»»

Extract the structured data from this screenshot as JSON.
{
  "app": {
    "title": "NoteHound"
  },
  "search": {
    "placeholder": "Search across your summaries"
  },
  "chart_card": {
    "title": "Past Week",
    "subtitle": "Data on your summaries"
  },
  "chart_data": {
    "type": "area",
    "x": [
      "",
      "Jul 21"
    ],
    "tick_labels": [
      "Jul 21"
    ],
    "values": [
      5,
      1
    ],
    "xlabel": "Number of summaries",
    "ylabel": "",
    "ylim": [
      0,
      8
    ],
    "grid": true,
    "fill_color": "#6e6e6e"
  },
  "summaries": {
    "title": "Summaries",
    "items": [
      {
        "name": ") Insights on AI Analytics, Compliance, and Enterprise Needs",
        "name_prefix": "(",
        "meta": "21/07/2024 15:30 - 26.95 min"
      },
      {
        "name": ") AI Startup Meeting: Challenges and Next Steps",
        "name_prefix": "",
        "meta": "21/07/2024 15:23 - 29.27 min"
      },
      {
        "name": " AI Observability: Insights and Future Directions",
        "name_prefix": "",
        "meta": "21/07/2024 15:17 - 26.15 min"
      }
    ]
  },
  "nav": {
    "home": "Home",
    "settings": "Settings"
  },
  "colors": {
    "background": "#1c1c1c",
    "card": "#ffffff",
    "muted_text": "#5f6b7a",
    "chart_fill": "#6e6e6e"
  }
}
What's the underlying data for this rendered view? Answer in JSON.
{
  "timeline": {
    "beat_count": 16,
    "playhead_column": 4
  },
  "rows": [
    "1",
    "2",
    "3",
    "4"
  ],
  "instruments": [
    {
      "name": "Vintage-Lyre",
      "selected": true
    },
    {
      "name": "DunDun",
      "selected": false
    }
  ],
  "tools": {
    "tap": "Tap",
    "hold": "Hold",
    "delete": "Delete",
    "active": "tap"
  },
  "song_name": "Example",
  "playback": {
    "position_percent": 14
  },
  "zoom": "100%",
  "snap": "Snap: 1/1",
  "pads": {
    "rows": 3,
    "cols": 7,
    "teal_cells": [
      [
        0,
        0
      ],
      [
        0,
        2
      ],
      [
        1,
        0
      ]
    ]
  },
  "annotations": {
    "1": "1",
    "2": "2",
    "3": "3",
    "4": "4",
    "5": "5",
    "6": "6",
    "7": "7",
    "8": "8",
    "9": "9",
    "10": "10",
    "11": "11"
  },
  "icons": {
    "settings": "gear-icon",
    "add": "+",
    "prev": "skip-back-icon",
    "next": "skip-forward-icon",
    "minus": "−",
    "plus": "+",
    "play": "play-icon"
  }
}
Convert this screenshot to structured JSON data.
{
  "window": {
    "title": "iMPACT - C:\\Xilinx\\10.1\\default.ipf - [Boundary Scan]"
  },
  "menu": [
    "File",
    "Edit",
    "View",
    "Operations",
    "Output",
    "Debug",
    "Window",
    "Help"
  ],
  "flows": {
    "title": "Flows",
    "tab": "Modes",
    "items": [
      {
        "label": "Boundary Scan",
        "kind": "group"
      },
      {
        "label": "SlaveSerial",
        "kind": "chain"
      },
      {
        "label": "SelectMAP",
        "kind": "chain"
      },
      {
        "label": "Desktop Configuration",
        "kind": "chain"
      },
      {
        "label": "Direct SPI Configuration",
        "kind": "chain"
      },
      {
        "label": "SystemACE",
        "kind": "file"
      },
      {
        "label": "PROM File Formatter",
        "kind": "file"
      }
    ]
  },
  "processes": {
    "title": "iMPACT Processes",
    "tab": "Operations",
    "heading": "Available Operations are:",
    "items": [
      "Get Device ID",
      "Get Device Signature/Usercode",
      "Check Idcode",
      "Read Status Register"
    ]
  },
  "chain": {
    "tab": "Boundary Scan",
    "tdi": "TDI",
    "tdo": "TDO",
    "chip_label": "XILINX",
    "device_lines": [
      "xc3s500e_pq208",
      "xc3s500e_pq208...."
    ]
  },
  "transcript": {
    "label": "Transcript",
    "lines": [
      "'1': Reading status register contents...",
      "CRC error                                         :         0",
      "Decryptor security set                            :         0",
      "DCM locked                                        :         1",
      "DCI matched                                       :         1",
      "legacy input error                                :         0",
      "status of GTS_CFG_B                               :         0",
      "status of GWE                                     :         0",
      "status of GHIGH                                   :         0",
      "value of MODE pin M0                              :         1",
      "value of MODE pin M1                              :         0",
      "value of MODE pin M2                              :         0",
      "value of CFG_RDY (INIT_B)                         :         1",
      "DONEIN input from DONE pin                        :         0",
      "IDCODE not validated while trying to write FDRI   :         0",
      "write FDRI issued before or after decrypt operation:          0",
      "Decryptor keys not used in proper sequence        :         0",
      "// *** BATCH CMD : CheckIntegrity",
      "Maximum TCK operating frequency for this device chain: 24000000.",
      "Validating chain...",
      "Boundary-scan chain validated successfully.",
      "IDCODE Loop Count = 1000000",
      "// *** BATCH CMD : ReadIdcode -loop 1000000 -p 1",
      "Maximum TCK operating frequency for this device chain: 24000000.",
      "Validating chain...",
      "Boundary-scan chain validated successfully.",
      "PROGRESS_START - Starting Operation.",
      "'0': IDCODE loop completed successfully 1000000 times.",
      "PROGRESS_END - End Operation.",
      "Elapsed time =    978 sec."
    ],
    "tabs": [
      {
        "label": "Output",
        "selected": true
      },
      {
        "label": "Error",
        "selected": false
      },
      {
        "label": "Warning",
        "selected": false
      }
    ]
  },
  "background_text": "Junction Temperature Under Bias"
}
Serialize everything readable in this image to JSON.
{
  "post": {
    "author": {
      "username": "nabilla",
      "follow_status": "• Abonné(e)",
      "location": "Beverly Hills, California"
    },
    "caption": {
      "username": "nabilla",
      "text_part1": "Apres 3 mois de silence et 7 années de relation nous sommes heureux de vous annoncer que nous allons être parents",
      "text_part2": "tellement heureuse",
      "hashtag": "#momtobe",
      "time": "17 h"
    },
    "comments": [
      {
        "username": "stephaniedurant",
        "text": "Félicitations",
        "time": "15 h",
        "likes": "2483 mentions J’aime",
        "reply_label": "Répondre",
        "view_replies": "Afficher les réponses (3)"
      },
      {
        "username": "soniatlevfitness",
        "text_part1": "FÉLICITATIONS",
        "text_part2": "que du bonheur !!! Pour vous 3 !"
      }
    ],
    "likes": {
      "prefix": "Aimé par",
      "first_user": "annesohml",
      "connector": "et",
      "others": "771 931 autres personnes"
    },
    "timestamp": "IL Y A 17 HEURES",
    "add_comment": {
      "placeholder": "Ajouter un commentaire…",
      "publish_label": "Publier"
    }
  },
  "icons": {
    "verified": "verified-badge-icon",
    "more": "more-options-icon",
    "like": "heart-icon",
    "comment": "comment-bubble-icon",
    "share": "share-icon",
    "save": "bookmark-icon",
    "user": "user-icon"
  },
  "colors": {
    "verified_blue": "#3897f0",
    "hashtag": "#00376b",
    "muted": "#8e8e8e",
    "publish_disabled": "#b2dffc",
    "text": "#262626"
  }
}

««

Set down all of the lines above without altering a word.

> **Your solution**
Extract the structured data from this screenshot as JSON.
{
  "app": {
    "title": "NoteHound"
  },
  "search": {
    "placeholder": "Search across your summaries"
  },
  "chart_card": {
    "title": "Past Week",
    "subtitle": "Data on your summaries"
  },
  "chart_data": {
    "type": "area",
    "x": [
      "",
      "Jul 21"
    ],
    "tick_labels": [
      "Jul 21"
    ],
    "values": [
      5,
      1
    ],
    "xlabel": "Number of summaries",
    "ylabel": "",
    "ylim": [
      0,
      8
    ],
    "grid": true,
    "fill_color": "#6e6e6e"
  },
  "summaries": {
    "title": "Summaries",
    "items": [
      {
        "name": ") Insights on AI Analytics, Compliance, and Enterprise Needs",
        "name_prefix": "(",
        "meta": "21/07/2024 15:30 - 26.95 min"
      },
      {
        "name": ") AI Startup Meeting: Challenges and Next Steps",
        "name_prefix": "",
        "meta": "21/07/2024 15:23 - 29.27 min"
      },
      {
        "name": " AI Observability: Insights and Future Directions",
        "name_prefix": "",
        "meta": "21/07/2024 15:17 - 26.15 min"
      }
    ]
  },
  "nav": {
    "home": "Home",
    "settings": "Settings"
  },
  "colors": {
    "background": "#1c1c1c",
    "card": "#ffffff",
    "muted_text": "#5f6b7a",
    "chart_fill": "#6e6e6e"
  }
}
What's the underlying data for this rendered view? Answer in JSON.
{
  "timeline": {
    "beat_count": 16,
    "playhead_column": 4
  },
  "rows": [
    "1",
    "2",
    "3",
    "4"
  ],
  "instruments": [
    {
      "name": "Vintage-Lyre",
      "selected": true
    },
    {
      "name": "DunDun",
      "selected": false
    }
  ],
  "tools": {
    "tap": "Tap",
    "hold": "Hold",
    "delete": "Delete",
    "active": "tap"
  },
  "song_name": "Example",
  "playback": {
    "position_percent": 14
  },
  "zoom": "100%",
  "snap": "Snap: 1/1",
  "pads": {
    "rows": 3,
    "cols": 7,
    "teal_cells": [
      [
        0,
        0
      ],
      [
        0,
        2
      ],
      [
        1,
        0
      ]
    ]
  },
  "annotations": {
    "1": "1",
    "2": "2",
    "3": "3",
    "4": "4",
    "5": "5",
    "6": "6",
    "7": "7",
    "8": "8",
    "9": "9",
    "10": "10",
    "11": "11"
  },
  "icons": {
    "settings": "gear-icon",
    "add": "+",
    "prev": "skip-back-icon",
    "next": "skip-forward-icon",
    "minus": "−",
    "plus": "+",
    "play": "play-icon"
  }
}
Convert this screenshot to structured JSON data.
{
  "window": {
    "title": "iMPACT - C:\\Xilinx\\10.1\\default.ipf - [Boundary Scan]"
  },
  "menu": [
    "File",
    "Edit",
    "View",
    "Operations",
    "Output",
    "Debug",
    "Window",
    "Help"
  ],
  "flows": {
    "title": "Flows",
    "tab": "Modes",
    "items": [
      {
        "label": "Boundary Scan",
        "kind": "group"
      },
      {
        "label": "SlaveSerial",
        "kind": "chain"
      },
      {
        "label": "SelectMAP",
        "kind": "chain"
      },
      {
        "label": "Desktop Configuration",
        "kind": "chain"
      },
      {
        "label": "Direct SPI Configuration",
        "kind": "chain"
      },
      {
        "label": "SystemACE",
        "kind": "file"
      },
      {
        "label": "PROM File Formatter",
        "kind": "file"
      }
    ]
  },
  "processes": {
    "title": "iMPACT Processes",
    "tab": "Operations",
    "heading": "Available Operations are:",
    "items": [
      "Get Device ID",
      "Get Device Signature/Usercode",
      "Check Idcode",
      "Read Status Register"
    ]
  },
  "chain": {
    "tab": "Boundary Scan",
    "tdi": "TDI",
    "tdo": "TDO",
    "chip_label": "XILINX",
    "device_lines": [
      "xc3s500e_pq208",
      "xc3s500e_pq208...."
    ]
  },
  "transcript": {
    "label": "Transcript",
    "lines": [
      "'1': Reading status register contents...",
      "CRC error                                         :         0",
      "Decryptor security set                            :         0",
      "DCM locked                                        :         1",
      "DCI matched                                       :         1",
      "legacy input error                                :         0",
      "status of GTS_CFG_B                               :         0",
      "status of GWE                                     :         0",
      "status of GHIGH                                   :         0",
      "value of MODE pin M0                              :         1",
      "value of MODE pin M1                              :         0",
      "value of MODE pin M2                              :         0",
      "value of CFG_RDY (INIT_B)                         :         1",
      "DONEIN input from DONE pin                        :         0",
      "IDCODE not validated while trying to write FDRI   :         0",
      "write FDRI issued before or after decrypt operation:          0",
      "Decryptor keys not used in proper sequence        :         0",
      "// *** BATCH CMD : CheckIntegrity",
      "Maximum TCK operating frequency for this device chain: 24000000.",
      "Validating chain...",
      "Boundary-scan chain validated successfully.",
      "IDCODE Loop Count = 1000000",
      "// *** BATCH CMD : ReadIdcode -loop 1000000 -p 1",
      "Maximum TCK operating frequency for this device chain: 24000000.",
      "Validating chain...",
      "Boundary-scan chain validated successfully.",
      "PROGRESS_START - Starting Operation.",
      "'0': IDCODE loop completed successfully 1000000 times.",
      "PROGRESS_END - End Operation.",
      "Elapsed time =    978 sec."
    ],
    "tabs": [
      {
        "label": "Output",
        "selected": true
      },
      {
        "label": "Error",
        "selected": false
      },
      {
        "label": "Warning",
        "selected": false
      }
    ]
  },
  "background_text": "Junction Temperature Under Bias"
}
Serialize everything readable in this image to JSON.
{
  "post": {
    "author": {
      "username": "nabilla",
      "follow_status": "• Abonné(e)",
      "location": "Beverly Hills, California"
    },
    "caption": {
      "username": "nabilla",
      "text_part1": "Apres 3 mois de silence et 7 années de relation nous sommes heureux de vous annoncer que nous allons être parents",
      "text_part2": "tellement heureuse",
      "hashtag": "#momtobe",
      "time": "17 h"
    },
    "comments": [
      {
        "username": "stephaniedurant",
        "text": "Félicitations",
        "time": "15 h",
        "likes": "2483 mentions J’aime",
        "reply_label": "Répondre",
        "view_replies": "Afficher les réponses (3)"
      },
      {
        "username": "soniatlevfitness",
        "text_part1": "FÉLICITATIONS",
        "text_part2": "que du bonheur !!! Pour vous 3 !"
      }
    ],
    "likes": {
      "prefix": "Aimé par",
      "first_user": "annesohml",
      "connector": "et",
      "others": "771 931 autres personnes"
    },
    "timestamp": "IL Y A 17 HEURES",
    "add_comment": {
      "placeholder": "Ajouter un commentaire…",
      "publish_label": "Publier"
    }
  },
  "icons": {
    "verified": "verified-badge-icon",
    "more": "more-options-icon",
    "like": "heart-icon",
    "comment": "comment-bubble-icon",
    "share": "share-icon",
    "save": "bookmark-icon",
    "user": "user-icon"
  },
  "colors": {
    "verified_blue": "#3897f0",
    "hashtag": "#00376b",
    "muted": "#8e8e8e",
    "publish_disabled": "#b2dffc",
    "text": "#262626"
  }
}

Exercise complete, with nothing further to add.